But 415 Records would have a lasting impact, one that extended far beyond the minor chart action that a few of the label’s artists achieved. Klein and his cohorts established new ways of doing business in the music industry, and were at the forefront of a resurgence of independent labels.

Disturbing the Peace is Bill Kopp’s chronicle of the groundbreaking independent record label founded by Howie and Chris, featuring the stories of Romeo Void (“Never Say Never,” “A Girl in Trouble”), Red Rockers (“China,” “Shades of 45”), Translator (“Everywhere That I’m Not”), Wire Train (“Chamber of Hellos,” “Skills of Summer”), Roky Erickson (“If You Have Ghosts,” “I Walked with a Zombie”), The Nuns, Pearl Harbor and the Explosions, and nearly two dozen other bands.

Featuring a foreword from Joel Selvin (Hollywood Eden) and based on Kopp’s nearly 100 interviews with the artists, industry execs, producers, friends, rivals, onlookers, journalists and hangers-on, Disturbing the Peace also features hundreds of photos and memorabilia from the archives of those who were there.

Praise For Disturbing the Peace: 415 Records and the Rise of New Wave

"In the late 1970s, indie labels popped up all over America, forming an underground network that altered the course of musical history. Each one had a vision, characters and a story of DIY ingenuity, but those were overlooked as their bands took the spotlight. Trouser Press worked a lot with Howie Klein and San Francisco's pioneering 415 label, but I really didn’t know much about the company. Thanks to Bill Kopp's definitive Disturbing the Peace, now I do."

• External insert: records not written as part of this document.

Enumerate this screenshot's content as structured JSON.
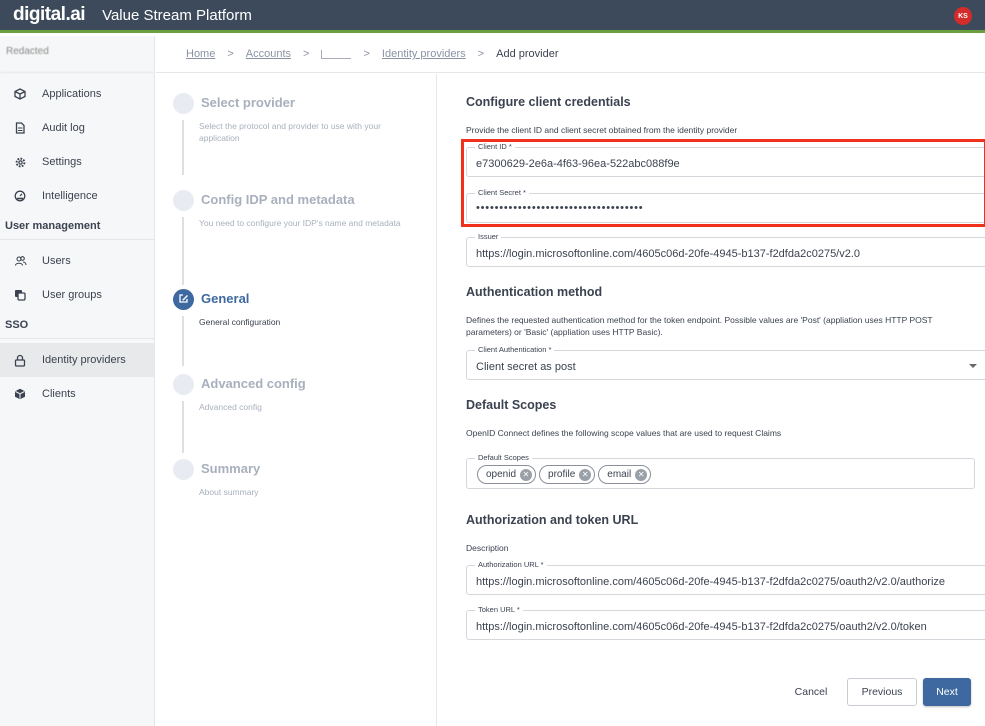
{
  "header": {
    "logo": "digital.ai",
    "app_title": "Value Stream Platform",
    "avatar_initials": "KS",
    "avatar_color": "#d42b2b",
    "accent_bar_color": "#6a9f3f"
  },
  "sidebar": {
    "account_name": "Redacted",
    "items": [
      {
        "label": "Applications",
        "icon": "cube-icon"
      },
      {
        "label": "Audit log",
        "icon": "document-icon"
      },
      {
        "label": "Settings",
        "icon": "gear-icon"
      },
      {
        "label": "Intelligence",
        "icon": "gauge-icon"
      }
    ],
    "sections": [
      {
        "title": "User management",
        "items": [
          {
            "label": "Users",
            "icon": "users-icon"
          },
          {
            "label": "User groups",
            "icon": "groups-icon"
          }
        ]
      },
      {
        "title": "SSO",
        "items": [
          {
            "label": "Identity providers",
            "icon": "lock-icon",
            "active": true
          },
          {
            "label": "Clients",
            "icon": "box-icon"
          }
        ]
      }
    ]
  },
  "breadcrumb": {
    "items": [
      "Home",
      "Accounts",
      "",
      "Identity providers"
    ],
    "current": "Add provider",
    "separator": ">"
  },
  "stepper": {
    "steps": [
      {
        "title": "Select provider",
        "desc": "Select the protocol and provider to use with your application",
        "state": "inactive"
      },
      {
        "title": "Config IDP and metadata",
        "desc": "You need to configure your IDP's name and metadata",
        "state": "inactive"
      },
      {
        "title": "General",
        "desc": "General configuration",
        "state": "active"
      },
      {
        "title": "Advanced config",
        "desc": "Advanced config",
        "state": "inactive"
      },
      {
        "title": "Summary",
        "desc": "About summary",
        "state": "inactive"
      }
    ]
  },
  "form": {
    "credentials": {
      "title": "Configure client credentials",
      "desc": "Provide the client ID and client secret obtained from the identity provider",
      "client_id_label": "Client ID *",
      "client_id_value": "e7300629-2e6a-4f63-96ea-522abc088f9e",
      "client_secret_label": "Client Secret *",
      "client_secret_value": "••••••••••••••••••••••••••••••••••••",
      "issuer_label": "Issuer",
      "issuer_value": "https://login.microsoftonline.com/4605c06d-20fe-4945-b137-f2dfda2c0275/v2.0"
    },
    "auth_method": {
      "title": "Authentication method",
      "desc": "Defines the requested authentication method for the token endpoint. Possible values are 'Post' (appliation uses HTTP POST parameters) or 'Basic' (appliation uses HTTP Basic).",
      "label": "Client Authentication *",
      "value": "Client secret as post"
    },
    "scopes": {
      "title": "Default Scopes",
      "desc": "OpenID Connect defines the following scope values that are used to request Claims",
      "label": "Default Scopes",
      "chips": [
        "openid",
        "profile",
        "email"
      ]
    },
    "urls": {
      "title": "Authorization and token URL",
      "desc": "Description",
      "auth_url_label": "Authorization URL *",
      "auth_url_value": "https://login.microsoftonline.com/4605c06d-20fe-4945-b137-f2dfda2c0275/oauth2/v2.0/authorize",
      "token_url_label": "Token URL *",
      "token_url_value": "https://login.microsoftonline.com/4605c06d-20fe-4945-b137-f2dfda2c0275/oauth2/v2.0/token"
    }
  },
  "actions": {
    "cancel": "Cancel",
    "previous": "Previous",
    "next": "Next",
    "primary_color": "#3e69a0"
  },
  "highlight_color": "#f0311c"
}
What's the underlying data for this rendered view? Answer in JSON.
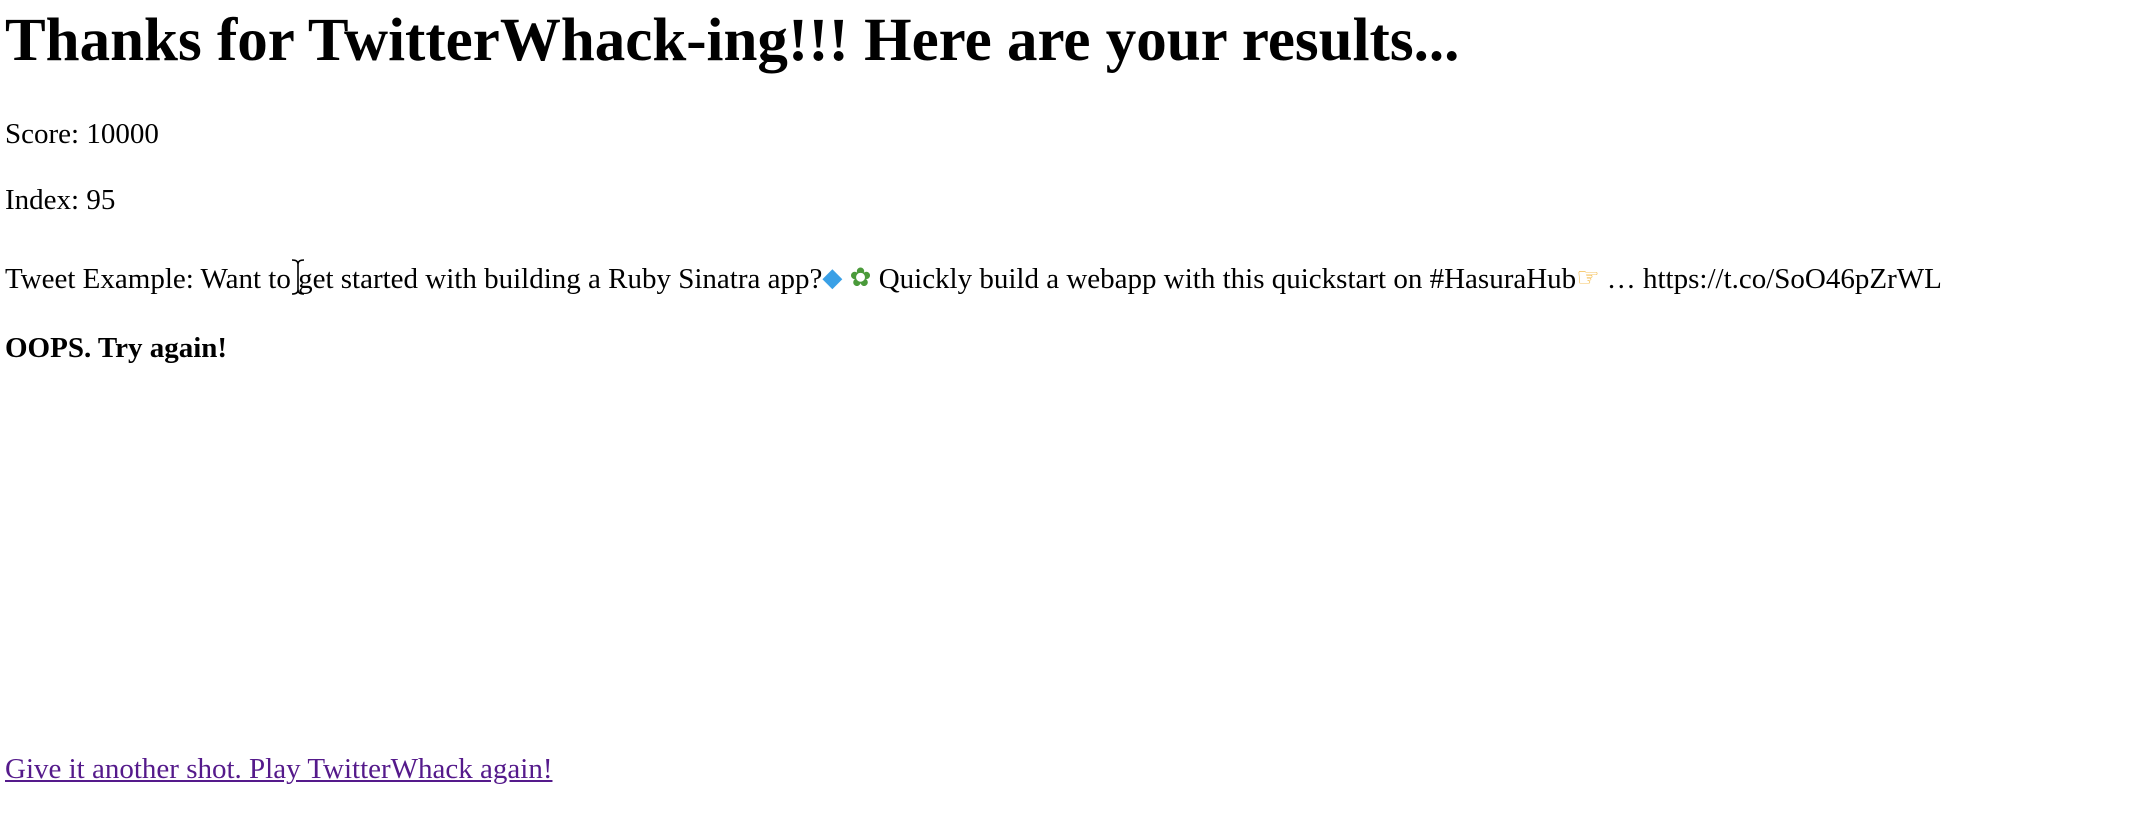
{
  "results": {
    "heading": "Thanks for TwitterWhack-ing!!! Here are your results...",
    "score_label": "Score: 10000",
    "index_label": "Index: 95",
    "tweet_prefix": "Tweet Example: Want to get started with building a Ruby Sinatra app?",
    "tweet_icon_1": "gem-icon",
    "tweet_icon_2": "sprout-icon",
    "tweet_middle": " Quickly build a webapp with this quickstart on #HasuraHub",
    "tweet_icon_3": "pointing-hand-icon",
    "tweet_suffix": " … https://t.co/SoO46pZrWL",
    "status_message": "OOPS. Try again!"
  },
  "actions": {
    "play_again_label": "Give it another shot. Play TwitterWhack again!"
  },
  "colors": {
    "visited_link": "#551a8b",
    "text": "#000000",
    "background": "#ffffff"
  }
}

— Ira Robbins, co-founder of Trouser Press magazine

"The direct line leading from San Francisco’s psychedelic hippie-band era of the ’60s to the city’s punk and new wave movement of the late ’70s-’80s has never been drawn this clearly — or with this much sheer elation — before. Although they might seem to have little in common musically, philosophically or stylistically, 415 Records bands like Romeo Void, The Nuns, Translator and SVT (whose bassist, Jack Casady, had been in the earlier era’s Jefferson Airplane and Hot Tuna) followed the same guiding DIY principles, rebelliously eschewing a craving for mainstream success in favor of fomenting a true cultural revolution. Disturbing the Peace is more than just another profile of a local rock scene or record label—it’s the story of a seismic shift, and the passions of the people who created it."

— Jeff Tamarkin, author of Got a Revolution!—The Turbulent Flight of Jefferson Airplane

"By sweeping together the minutiae of one particular music scene — San Francisco in the late ’70s and early ’80s, when 415 Records began and flourished — Bill Kopp manages to remind us of the way punk and alternative music blossomed into cultural forces influencing the ’90s and beyond. Yes, it really happened: dozens and dozens of bands, club hoppers, radio hounds and record store geeks built and maintained a scene without the internet. This devourable, fanatically researched document is indispensable for those who were there and will gall into jealousy those who weren’t."

— Karen Schoemer, author of Great Pretenders: My Strange Love Affair With ’50s Pop Music

HoZac Books, 9781735998534, 360pp.

Publication Date: January 3, 2022

About the Author

With a background in marketing and advertising, Bill Kopp got his professional start writing for Trouser Press. After a stint as Editor-in-Chief for a national music magazine, Bill launched the online zine Musoscribe in 2009, and has published new content every business day since then (and every single day since 2018). The 4000+ interviews, essays, and reviews on Musoscribe reflect Bill's keen interest in American musical forms, most notably rock, jazz, and soul. His work features a special emphasis on reissues and vinyl. Bill’s work also appears in many other outlets both online and in print. He also researches and authors liner notes for album reissues — more than 30 to date — and co-produced a reissue of jazz legend Julian “Cannonball” Adderley’s final album. His first book, Reinventing Pink Floyd, was published by Rowman & Littlefield in 2018, and in paperback in 2019. Disturbing the Peace is his second book.